"This is a topical debate, even today," says Toft-Eriksen.
"The so-called feminine artistic expressions have been underestimated by history's selection mechanisms. They have been written out of art history, partly because they do not fit with the traditional artist myth and the aesthetic hierarchies."
He believes it is important to both understand and challenge the myths. By taking a critical approach to the narratives that form the basis of art history, one can see that many of the myths are not realities. At the same time, their influence continues."
"It's a demanding craft where you're at the mercy of the sources you can find," says Toft-Eriksen.
"In recent decades, we have seen art historical research that challenges myths and conventional selection criteria. But that doesn't mean that the myths are necessarily weakened, because many of them are strongly rooted in cultural, social and legal structures. Among other things, they have laid the foundation for important financial conditions for artists, such as legislation on intellectual property and copyright. It builds directly on the myth of the artist as an original genius."
A patchwork of expressions

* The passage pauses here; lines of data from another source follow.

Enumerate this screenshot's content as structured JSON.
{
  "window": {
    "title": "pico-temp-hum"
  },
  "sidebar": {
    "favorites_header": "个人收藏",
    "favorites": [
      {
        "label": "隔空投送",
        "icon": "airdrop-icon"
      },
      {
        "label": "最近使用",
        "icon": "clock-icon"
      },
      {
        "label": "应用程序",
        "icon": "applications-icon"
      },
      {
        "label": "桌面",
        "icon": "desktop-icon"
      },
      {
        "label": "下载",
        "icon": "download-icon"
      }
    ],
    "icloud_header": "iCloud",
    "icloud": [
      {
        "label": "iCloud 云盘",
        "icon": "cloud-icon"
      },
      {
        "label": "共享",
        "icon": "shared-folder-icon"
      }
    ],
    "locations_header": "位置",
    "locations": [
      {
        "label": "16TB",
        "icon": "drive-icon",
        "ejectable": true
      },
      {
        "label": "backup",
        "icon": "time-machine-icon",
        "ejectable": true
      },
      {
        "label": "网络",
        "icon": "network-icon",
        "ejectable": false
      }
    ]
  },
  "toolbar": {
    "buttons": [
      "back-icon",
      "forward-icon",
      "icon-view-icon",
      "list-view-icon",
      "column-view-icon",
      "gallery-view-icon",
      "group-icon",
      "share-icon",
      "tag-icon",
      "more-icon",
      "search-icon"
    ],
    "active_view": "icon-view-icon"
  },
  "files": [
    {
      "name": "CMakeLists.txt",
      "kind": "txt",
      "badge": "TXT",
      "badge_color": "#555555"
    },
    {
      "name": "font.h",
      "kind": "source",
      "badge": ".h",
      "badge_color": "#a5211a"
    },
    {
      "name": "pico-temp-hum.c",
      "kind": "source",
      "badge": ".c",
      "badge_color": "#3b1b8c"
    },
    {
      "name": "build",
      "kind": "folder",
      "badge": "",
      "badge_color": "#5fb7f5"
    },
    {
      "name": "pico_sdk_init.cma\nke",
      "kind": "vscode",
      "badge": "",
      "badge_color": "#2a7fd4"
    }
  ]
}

Nikolai Astrup had a broad interest in traditional artistic expressions. He was involved in folk music, folk dancing and contributed to the work on the Sunnfjord version of the national costume, or bunad. He had an immense interest in textile work, and he was instrumental in creating an open-air museum in Førde, where textiles and antiques were collected.
"He was an artist with many interests besides painting, says Halvorsrud.
Compared to many other male artists from the same period, Astrup appears to have been quite the feminist.
"Gutteboken provides an insight into the non-hierarchical aspects of his art. Astrup didn't value any art forms higher than others. From childhood, he was used to socialising with and learning from very competent women, and he was part of a broad-ranging collection culture. I see it as a patchwork of expressions, where no art form is placed above another."
According to Halvorsrud, it is not appropriate to treat the contents of Gutteboken as sketches for future works of art, as they have often been in the past. Her thesis is the first major work to look at Astrup's drawings, and she argues that the book has intrinsic value as an independent work.
"If we look at interaction and connections between the different art forms in Astrup's life, we can challenge the myth that the artist stands all alone and does everything on his own," she says.
Nikolai Astrup himself seemed to appreciate the people supporting him. In his correspondence and notes, it appears that he had a close relationship with his wife and that he saw her as a partner.
"I have worked as an art historian for many years, and compared to many other male artists from the same period, Astrup appears to have been quite the feminist," says Halvorsrud.
"The way he describes women is markedly respectful. He also mentions several female artists he admires, such as Kitty Kielland and Frøydis Haavardsholm. In his letters he mentions several female artists who are unknown today, including Eva Sartz, who, interestingly enough, exhibited her own childhood drawings."
Halvorsrud believes it is important to take a critical approach when encountering older artist biographies. Art historians must dig deep into the archives and engage in relevant discussions in the discipline to find new, relevant perspectives. This way, we can find stories that have previously been overlooked.
"I think you can find a lot of new things with an approach like this," she concludes.
"There has been more emphasis on highlighting women in recent years, and there's a lot to find if you look at it through that lens. There are so many artists who have had a support system around them of talented, competent people, like their wives and mothers. I'm sure there are many other examples of the same."
A longer version of this article was first published in Norwegian